Source data:
----

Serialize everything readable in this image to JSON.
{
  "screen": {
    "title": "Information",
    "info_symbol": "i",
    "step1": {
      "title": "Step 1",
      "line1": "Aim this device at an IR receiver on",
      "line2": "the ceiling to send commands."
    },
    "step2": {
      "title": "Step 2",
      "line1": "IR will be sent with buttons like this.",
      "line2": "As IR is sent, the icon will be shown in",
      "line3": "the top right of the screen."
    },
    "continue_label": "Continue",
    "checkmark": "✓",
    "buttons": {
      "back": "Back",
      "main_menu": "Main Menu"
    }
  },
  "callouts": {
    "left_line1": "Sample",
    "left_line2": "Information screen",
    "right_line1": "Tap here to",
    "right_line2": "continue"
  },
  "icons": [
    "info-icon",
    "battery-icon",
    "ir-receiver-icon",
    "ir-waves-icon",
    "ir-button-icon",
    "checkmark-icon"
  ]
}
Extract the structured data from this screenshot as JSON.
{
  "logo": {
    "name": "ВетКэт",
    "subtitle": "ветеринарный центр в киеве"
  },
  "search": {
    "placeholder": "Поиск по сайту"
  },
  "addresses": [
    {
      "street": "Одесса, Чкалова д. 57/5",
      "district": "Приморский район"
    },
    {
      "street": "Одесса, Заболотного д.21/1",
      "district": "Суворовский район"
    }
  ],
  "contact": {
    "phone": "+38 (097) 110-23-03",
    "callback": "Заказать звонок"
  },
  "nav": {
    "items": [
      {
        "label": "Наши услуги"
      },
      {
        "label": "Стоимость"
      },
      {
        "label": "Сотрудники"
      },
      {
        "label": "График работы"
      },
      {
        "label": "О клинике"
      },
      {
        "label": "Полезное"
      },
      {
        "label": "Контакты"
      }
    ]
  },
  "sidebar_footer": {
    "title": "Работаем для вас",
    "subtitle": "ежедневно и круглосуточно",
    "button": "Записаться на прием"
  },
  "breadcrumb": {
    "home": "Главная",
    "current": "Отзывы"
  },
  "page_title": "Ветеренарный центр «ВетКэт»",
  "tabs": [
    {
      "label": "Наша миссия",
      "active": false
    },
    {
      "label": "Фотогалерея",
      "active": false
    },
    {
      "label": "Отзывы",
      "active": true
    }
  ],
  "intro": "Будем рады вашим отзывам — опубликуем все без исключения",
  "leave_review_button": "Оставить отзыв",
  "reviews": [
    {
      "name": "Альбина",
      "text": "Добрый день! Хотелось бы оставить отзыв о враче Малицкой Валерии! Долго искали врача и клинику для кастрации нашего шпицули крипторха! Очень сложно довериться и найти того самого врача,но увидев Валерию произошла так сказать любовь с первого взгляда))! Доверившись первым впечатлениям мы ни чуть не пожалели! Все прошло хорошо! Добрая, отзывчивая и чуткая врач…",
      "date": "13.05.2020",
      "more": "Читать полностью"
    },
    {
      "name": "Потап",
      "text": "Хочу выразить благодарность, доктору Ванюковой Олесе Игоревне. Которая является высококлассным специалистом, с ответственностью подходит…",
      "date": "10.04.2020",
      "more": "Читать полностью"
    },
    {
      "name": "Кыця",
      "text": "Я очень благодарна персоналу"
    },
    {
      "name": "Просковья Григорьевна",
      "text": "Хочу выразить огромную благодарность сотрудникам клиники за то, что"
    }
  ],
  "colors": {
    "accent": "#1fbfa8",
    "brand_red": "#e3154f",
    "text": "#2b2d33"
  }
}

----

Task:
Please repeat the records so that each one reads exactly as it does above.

Solved problem:
Serialize everything readable in this image to JSON.
{
  "screen": {
    "title": "Information",
    "info_symbol": "i",
    "step1": {
      "title": "Step 1",
      "line1": "Aim this device at an IR receiver on",
      "line2": "the ceiling to send commands."
    },
    "step2": {
      "title": "Step 2",
      "line1": "IR will be sent with buttons like this.",
      "line2": "As IR is sent, the icon will be shown in",
      "line3": "the top right of the screen."
    },
    "continue_label": "Continue",
    "checkmark": "✓",
    "buttons": {
      "back": "Back",
      "main_menu": "Main Menu"
    }
  },
  "callouts": {
    "left_line1": "Sample",
    "left_line2": "Information screen",
    "right_line1": "Tap here to",
    "right_line2": "continue"
  },
  "icons": [
    "info-icon",
    "battery-icon",
    "ir-receiver-icon",
    "ir-waves-icon",
    "ir-button-icon",
    "checkmark-icon"
  ]
}
Extract the structured data from this screenshot as JSON.
{
  "logo": {
    "name": "ВетКэт",
    "subtitle": "ветеринарный центр в киеве"
  },
  "search": {
    "placeholder": "Поиск по сайту"
  },
  "addresses": [
    {
      "street": "Одесса, Чкалова д. 57/5",
      "district": "Приморский район"
    },
    {
      "street": "Одесса, Заболотного д.21/1",
      "district": "Суворовский район"
    }
  ],
  "contact": {
    "phone": "+38 (097) 110-23-03",
    "callback": "Заказать звонок"
  },
  "nav": {
    "items": [
      {
        "label": "Наши услуги"
      },
      {
        "label": "Стоимость"
      },
      {
        "label": "Сотрудники"
      },
      {
        "label": "График работы"
      },
      {
        "label": "О клинике"
      },
      {
        "label": "Полезное"
      },
      {
        "label": "Контакты"
      }
    ]
  },
  "sidebar_footer": {
    "title": "Работаем для вас",
    "subtitle": "ежедневно и круглосуточно",
    "button": "Записаться на прием"
  },
  "breadcrumb": {
    "home": "Главная",
    "current": "Отзывы"
  },
  "page_title": "Ветеренарный центр «ВетКэт»",
  "tabs": [
    {
      "label": "Наша миссия",
      "active": false
    },
    {
      "label": "Фотогалерея",
      "active": false
    },
    {
      "label": "Отзывы",
      "active": true
    }
  ],
  "intro": "Будем рады вашим отзывам — опубликуем все без исключения",
  "leave_review_button": "Оставить отзыв",
  "reviews": [
    {
      "name": "Альбина",
      "text": "Добрый день! Хотелось бы оставить отзыв о враче Малицкой Валерии! Долго искали врача и клинику для кастрации нашего шпицули крипторха! Очень сложно довериться и найти того самого врача,но увидев Валерию произошла так сказать любовь с первого взгляда))! Доверившись первым впечатлениям мы ни чуть не пожалели! Все прошло хорошо! Добрая, отзывчивая и чуткая врач…",
      "date": "13.05.2020",
      "more": "Читать полностью"
    },
    {
      "name": "Потап",
      "text": "Хочу выразить благодарность, доктору Ванюковой Олесе Игоревне. Которая является высококлассным специалистом, с ответственностью подходит…",
      "date": "10.04.2020",
      "more": "Читать полностью"
    },
    {
      "name": "Кыця",
      "text": "Я очень благодарна персоналу"
    },
    {
      "name": "Просковья Григорьевна",
      "text": "Хочу выразить огромную благодарность сотрудникам клиники за то, что"
    }
  ],
  "colors": {
    "accent": "#1fbfa8",
    "brand_red": "#e3154f",
    "text": "#2b2d33"
  }
}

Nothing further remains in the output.